> [Data provided]

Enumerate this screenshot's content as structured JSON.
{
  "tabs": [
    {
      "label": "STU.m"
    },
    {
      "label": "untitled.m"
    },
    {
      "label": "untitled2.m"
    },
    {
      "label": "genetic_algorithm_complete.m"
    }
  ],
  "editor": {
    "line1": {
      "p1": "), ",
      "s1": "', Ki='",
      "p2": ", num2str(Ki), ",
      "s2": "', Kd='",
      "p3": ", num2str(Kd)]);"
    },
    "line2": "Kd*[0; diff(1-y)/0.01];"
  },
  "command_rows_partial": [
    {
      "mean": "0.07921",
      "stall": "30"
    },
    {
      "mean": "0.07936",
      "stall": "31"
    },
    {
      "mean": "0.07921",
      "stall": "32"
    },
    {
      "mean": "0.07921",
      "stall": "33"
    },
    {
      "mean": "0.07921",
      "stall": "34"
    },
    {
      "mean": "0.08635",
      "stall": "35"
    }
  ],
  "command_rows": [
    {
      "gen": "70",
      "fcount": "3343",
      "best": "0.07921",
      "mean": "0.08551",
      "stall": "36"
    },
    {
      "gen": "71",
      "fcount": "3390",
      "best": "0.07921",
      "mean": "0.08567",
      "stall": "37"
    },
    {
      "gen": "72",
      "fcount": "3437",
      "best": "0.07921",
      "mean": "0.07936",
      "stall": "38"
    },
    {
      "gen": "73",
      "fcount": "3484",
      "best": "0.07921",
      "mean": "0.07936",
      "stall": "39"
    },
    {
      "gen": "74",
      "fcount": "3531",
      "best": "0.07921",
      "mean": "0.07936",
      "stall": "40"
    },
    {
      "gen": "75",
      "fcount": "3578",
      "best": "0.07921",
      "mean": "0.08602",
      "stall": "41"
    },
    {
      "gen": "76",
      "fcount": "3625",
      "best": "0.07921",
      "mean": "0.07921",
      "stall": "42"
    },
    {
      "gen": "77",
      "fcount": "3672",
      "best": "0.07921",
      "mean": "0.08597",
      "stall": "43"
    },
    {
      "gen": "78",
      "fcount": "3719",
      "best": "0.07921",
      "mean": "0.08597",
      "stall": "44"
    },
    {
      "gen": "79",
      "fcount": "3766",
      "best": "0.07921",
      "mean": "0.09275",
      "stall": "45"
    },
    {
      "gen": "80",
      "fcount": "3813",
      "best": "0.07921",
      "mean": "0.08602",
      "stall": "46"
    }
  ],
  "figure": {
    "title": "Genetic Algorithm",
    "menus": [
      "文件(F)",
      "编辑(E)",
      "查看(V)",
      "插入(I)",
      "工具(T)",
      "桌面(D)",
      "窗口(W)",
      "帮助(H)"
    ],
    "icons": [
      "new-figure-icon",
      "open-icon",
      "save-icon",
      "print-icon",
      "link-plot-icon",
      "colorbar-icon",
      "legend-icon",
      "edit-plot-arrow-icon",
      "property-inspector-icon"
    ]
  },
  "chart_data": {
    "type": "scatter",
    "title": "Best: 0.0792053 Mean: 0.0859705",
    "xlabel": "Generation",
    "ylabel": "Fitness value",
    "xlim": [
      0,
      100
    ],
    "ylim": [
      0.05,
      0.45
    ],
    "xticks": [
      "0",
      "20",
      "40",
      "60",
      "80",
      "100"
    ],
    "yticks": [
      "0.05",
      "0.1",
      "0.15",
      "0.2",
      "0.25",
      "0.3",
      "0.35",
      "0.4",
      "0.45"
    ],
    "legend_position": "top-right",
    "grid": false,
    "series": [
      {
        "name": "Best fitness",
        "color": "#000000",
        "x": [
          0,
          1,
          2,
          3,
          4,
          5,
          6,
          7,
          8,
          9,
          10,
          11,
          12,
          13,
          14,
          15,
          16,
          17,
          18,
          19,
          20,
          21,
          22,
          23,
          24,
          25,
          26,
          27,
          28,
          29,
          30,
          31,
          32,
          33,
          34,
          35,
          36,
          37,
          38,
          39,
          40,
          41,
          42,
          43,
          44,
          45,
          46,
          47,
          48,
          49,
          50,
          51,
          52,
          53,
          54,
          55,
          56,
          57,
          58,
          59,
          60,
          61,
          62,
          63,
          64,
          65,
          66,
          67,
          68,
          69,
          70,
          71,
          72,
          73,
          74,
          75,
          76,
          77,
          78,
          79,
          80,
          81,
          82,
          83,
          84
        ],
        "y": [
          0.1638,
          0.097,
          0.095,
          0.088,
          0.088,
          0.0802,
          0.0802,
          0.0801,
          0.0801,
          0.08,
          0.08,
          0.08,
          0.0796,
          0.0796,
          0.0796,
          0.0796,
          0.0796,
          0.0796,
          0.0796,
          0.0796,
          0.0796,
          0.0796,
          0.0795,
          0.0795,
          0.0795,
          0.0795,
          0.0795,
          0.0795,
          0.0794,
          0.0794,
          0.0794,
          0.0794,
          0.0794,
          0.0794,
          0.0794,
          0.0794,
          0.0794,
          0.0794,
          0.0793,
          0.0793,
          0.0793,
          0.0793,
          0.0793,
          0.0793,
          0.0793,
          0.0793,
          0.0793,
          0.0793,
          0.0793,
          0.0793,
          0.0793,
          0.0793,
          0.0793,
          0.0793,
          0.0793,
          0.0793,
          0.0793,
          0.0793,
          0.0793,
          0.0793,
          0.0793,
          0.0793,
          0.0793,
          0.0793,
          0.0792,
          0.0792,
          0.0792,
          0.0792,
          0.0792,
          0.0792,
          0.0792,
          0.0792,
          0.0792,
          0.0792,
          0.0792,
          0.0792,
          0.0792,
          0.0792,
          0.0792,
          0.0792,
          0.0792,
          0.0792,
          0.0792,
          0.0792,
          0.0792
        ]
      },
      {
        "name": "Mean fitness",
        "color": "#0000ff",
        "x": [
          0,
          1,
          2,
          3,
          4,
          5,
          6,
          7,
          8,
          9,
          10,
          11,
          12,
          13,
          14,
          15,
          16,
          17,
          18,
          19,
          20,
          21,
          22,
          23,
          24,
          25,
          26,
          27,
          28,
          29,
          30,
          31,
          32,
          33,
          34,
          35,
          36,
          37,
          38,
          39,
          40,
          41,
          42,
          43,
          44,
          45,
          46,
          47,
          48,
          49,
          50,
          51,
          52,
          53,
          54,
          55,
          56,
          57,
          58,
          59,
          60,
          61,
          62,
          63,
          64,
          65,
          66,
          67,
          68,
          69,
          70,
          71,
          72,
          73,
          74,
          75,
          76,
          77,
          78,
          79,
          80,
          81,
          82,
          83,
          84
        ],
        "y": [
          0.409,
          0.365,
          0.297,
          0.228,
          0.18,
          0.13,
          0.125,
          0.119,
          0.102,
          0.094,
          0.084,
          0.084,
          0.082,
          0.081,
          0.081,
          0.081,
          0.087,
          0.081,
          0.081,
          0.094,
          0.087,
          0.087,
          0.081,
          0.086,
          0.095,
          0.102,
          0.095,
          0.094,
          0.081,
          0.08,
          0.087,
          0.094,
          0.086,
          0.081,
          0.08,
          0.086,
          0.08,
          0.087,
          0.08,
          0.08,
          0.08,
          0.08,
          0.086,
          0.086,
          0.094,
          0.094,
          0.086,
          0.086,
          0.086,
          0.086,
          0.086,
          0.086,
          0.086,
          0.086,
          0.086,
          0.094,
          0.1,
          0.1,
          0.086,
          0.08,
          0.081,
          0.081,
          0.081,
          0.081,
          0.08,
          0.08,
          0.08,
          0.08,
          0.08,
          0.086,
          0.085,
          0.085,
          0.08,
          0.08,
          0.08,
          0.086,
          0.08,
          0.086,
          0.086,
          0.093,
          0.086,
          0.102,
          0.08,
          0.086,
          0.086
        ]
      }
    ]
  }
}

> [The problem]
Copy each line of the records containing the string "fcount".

> [Task response]
      "fcount": "3343",
      "fcount": "3390",
      "fcount": "3437",
      "fcount": "3484",
      "fcount": "3531",
      "fcount": "3578",
      "fcount": "3625",
      "fcount": "3672",
      "fcount": "3719",
      "fcount": "3766",
      "fcount": "3813",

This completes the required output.